(Interface dataset entries)
[Start of Attachment]

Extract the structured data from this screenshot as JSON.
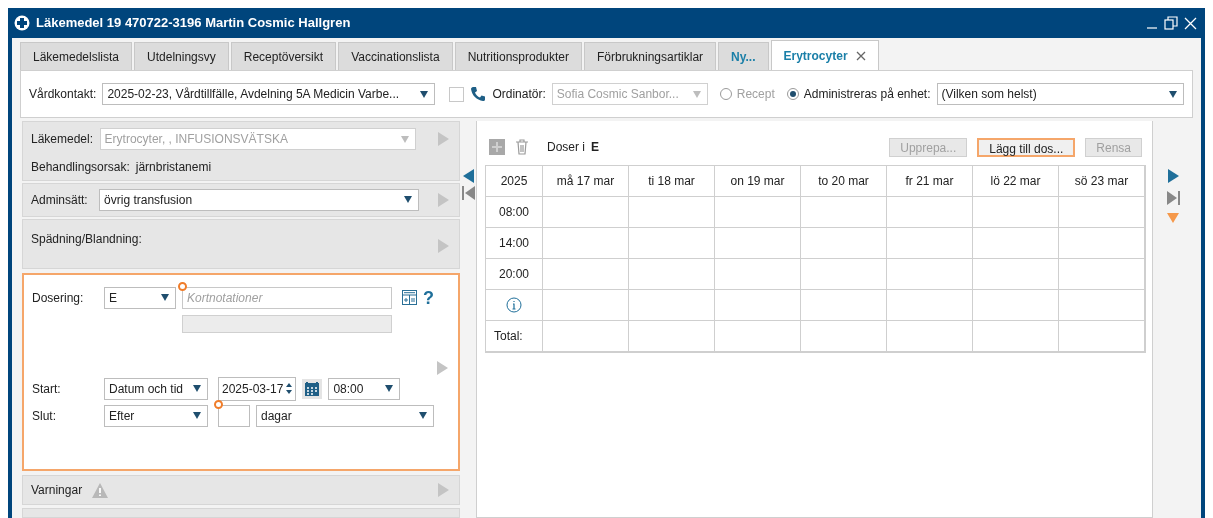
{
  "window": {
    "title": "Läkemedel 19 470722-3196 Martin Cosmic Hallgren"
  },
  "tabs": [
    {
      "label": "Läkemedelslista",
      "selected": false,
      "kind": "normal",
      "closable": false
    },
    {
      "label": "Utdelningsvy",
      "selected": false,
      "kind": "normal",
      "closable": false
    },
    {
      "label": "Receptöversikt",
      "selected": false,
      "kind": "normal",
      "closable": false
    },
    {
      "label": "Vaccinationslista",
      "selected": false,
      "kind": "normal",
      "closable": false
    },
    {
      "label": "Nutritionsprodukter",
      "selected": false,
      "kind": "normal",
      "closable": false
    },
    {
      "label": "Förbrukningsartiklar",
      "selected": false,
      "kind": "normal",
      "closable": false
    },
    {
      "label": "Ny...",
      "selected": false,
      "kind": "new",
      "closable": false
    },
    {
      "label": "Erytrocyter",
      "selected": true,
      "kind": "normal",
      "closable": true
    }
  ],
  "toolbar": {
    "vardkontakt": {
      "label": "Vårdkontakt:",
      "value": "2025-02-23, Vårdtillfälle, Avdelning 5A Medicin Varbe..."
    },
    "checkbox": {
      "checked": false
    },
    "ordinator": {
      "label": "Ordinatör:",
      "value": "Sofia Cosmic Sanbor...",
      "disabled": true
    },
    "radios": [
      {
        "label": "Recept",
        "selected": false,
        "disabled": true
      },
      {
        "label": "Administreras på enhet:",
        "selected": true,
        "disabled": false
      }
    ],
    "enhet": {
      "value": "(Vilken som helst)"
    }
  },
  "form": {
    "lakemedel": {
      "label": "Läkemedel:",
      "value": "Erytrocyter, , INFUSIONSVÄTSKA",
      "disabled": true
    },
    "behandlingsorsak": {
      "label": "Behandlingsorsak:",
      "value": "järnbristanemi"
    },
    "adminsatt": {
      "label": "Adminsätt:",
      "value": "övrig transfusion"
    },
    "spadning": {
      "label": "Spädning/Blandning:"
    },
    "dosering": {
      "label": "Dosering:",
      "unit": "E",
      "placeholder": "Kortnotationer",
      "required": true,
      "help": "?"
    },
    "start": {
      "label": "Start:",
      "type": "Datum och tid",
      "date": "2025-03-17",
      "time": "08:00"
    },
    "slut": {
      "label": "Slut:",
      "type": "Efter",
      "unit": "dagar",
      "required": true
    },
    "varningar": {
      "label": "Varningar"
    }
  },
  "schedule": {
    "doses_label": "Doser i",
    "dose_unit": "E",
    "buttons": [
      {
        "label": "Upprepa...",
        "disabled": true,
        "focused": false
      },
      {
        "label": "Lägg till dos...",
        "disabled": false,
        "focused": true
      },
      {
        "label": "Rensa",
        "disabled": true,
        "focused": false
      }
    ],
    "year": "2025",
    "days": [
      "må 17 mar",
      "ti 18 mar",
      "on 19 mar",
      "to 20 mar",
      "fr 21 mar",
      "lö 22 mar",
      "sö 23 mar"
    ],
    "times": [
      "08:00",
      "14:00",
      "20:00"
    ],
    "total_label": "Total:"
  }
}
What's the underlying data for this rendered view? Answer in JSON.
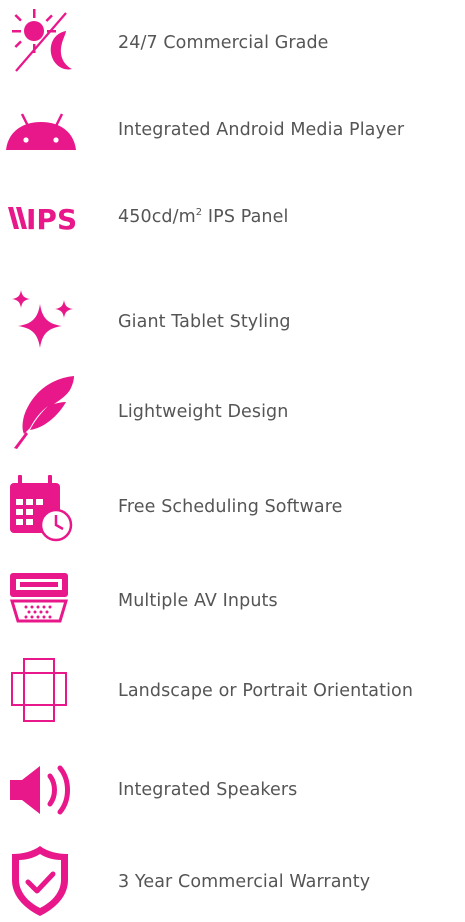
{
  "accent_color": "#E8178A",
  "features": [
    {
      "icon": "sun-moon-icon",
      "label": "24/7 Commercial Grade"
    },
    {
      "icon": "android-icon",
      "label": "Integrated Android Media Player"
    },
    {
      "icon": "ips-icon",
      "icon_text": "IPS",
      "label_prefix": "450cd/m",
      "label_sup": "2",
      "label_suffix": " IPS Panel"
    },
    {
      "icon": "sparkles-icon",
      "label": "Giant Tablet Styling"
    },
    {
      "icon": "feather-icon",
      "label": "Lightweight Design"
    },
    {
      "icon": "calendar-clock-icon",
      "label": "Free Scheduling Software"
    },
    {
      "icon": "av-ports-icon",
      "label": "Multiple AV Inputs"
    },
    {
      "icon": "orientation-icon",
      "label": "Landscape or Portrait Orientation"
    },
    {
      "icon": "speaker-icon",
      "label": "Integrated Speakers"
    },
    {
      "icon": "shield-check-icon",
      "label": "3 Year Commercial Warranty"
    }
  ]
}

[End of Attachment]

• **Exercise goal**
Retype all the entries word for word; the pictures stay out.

• **Exercise solution**
Extract the structured data from this screenshot as JSON.
{
  "window": {
    "title": "Läkemedel 19 470722-3196 Martin Cosmic Hallgren"
  },
  "tabs": [
    {
      "label": "Läkemedelslista",
      "selected": false,
      "kind": "normal",
      "closable": false
    },
    {
      "label": "Utdelningsvy",
      "selected": false,
      "kind": "normal",
      "closable": false
    },
    {
      "label": "Receptöversikt",
      "selected": false,
      "kind": "normal",
      "closable": false
    },
    {
      "label": "Vaccinationslista",
      "selected": false,
      "kind": "normal",
      "closable": false
    },
    {
      "label": "Nutritionsprodukter",
      "selected": false,
      "kind": "normal",
      "closable": false
    },
    {
      "label": "Förbrukningsartiklar",
      "selected": false,
      "kind": "normal",
      "closable": false
    },
    {
      "label": "Ny...",
      "selected": false,
      "kind": "new",
      "closable": false
    },
    {
      "label": "Erytrocyter",
      "selected": true,
      "kind": "normal",
      "closable": true
    }
  ],
  "toolbar": {
    "vardkontakt": {
      "label": "Vårdkontakt:",
      "value": "2025-02-23, Vårdtillfälle, Avdelning 5A Medicin Varbe..."
    },
    "checkbox": {
      "checked": false
    },
    "ordinator": {
      "label": "Ordinatör:",
      "value": "Sofia Cosmic Sanbor...",
      "disabled": true
    },
    "radios": [
      {
        "label": "Recept",
        "selected": false,
        "disabled": true
      },
      {
        "label": "Administreras på enhet:",
        "selected": true,
        "disabled": false
      }
    ],
    "enhet": {
      "value": "(Vilken som helst)"
    }
  },
  "form": {
    "lakemedel": {
      "label": "Läkemedel:",
      "value": "Erytrocyter, , INFUSIONSVÄTSKA",
      "disabled": true
    },
    "behandlingsorsak": {
      "label": "Behandlingsorsak:",
      "value": "järnbristanemi"
    },
    "adminsatt": {
      "label": "Adminsätt:",
      "value": "övrig transfusion"
    },
    "spadning": {
      "label": "Spädning/Blandning:"
    },
    "dosering": {
      "label": "Dosering:",
      "unit": "E",
      "placeholder": "Kortnotationer",
      "required": true,
      "help": "?"
    },
    "start": {
      "label": "Start:",
      "type": "Datum och tid",
      "date": "2025-03-17",
      "time": "08:00"
    },
    "slut": {
      "label": "Slut:",
      "type": "Efter",
      "unit": "dagar",
      "required": true
    },
    "varningar": {
      "label": "Varningar"
    }
  },
  "schedule": {
    "doses_label": "Doser i",
    "dose_unit": "E",
    "buttons": [
      {
        "label": "Upprepa...",
        "disabled": true,
        "focused": false
      },
      {
        "label": "Lägg till dos...",
        "disabled": false,
        "focused": true
      },
      {
        "label": "Rensa",
        "disabled": true,
        "focused": false
      }
    ],
    "year": "2025",
    "days": [
      "må 17 mar",
      "ti 18 mar",
      "on 19 mar",
      "to 20 mar",
      "fr 21 mar",
      "lö 22 mar",
      "sö 23 mar"
    ],
    "times": [
      "08:00",
      "14:00",
      "20:00"
    ],
    "total_label": "Total:"
  }
}
What's the underlying data for this rendered view? Answer in JSON.
{
  "accent_color": "#E8178A",
  "features": [
    {
      "icon": "sun-moon-icon",
      "label": "24/7 Commercial Grade"
    },
    {
      "icon": "android-icon",
      "label": "Integrated Android Media Player"
    },
    {
      "icon": "ips-icon",
      "icon_text": "IPS",
      "label_prefix": "450cd/m",
      "label_sup": "2",
      "label_suffix": " IPS Panel"
    },
    {
      "icon": "sparkles-icon",
      "label": "Giant Tablet Styling"
    },
    {
      "icon": "feather-icon",
      "label": "Lightweight Design"
    },
    {
      "icon": "calendar-clock-icon",
      "label": "Free Scheduling Software"
    },
    {
      "icon": "av-ports-icon",
      "label": "Multiple AV Inputs"
    },
    {
      "icon": "orientation-icon",
      "label": "Landscape or Portrait Orientation"
    },
    {
      "icon": "speaker-icon",
      "label": "Integrated Speakers"
    },
    {
      "icon": "shield-check-icon",
      "label": "3 Year Commercial Warranty"
    }
  ]
}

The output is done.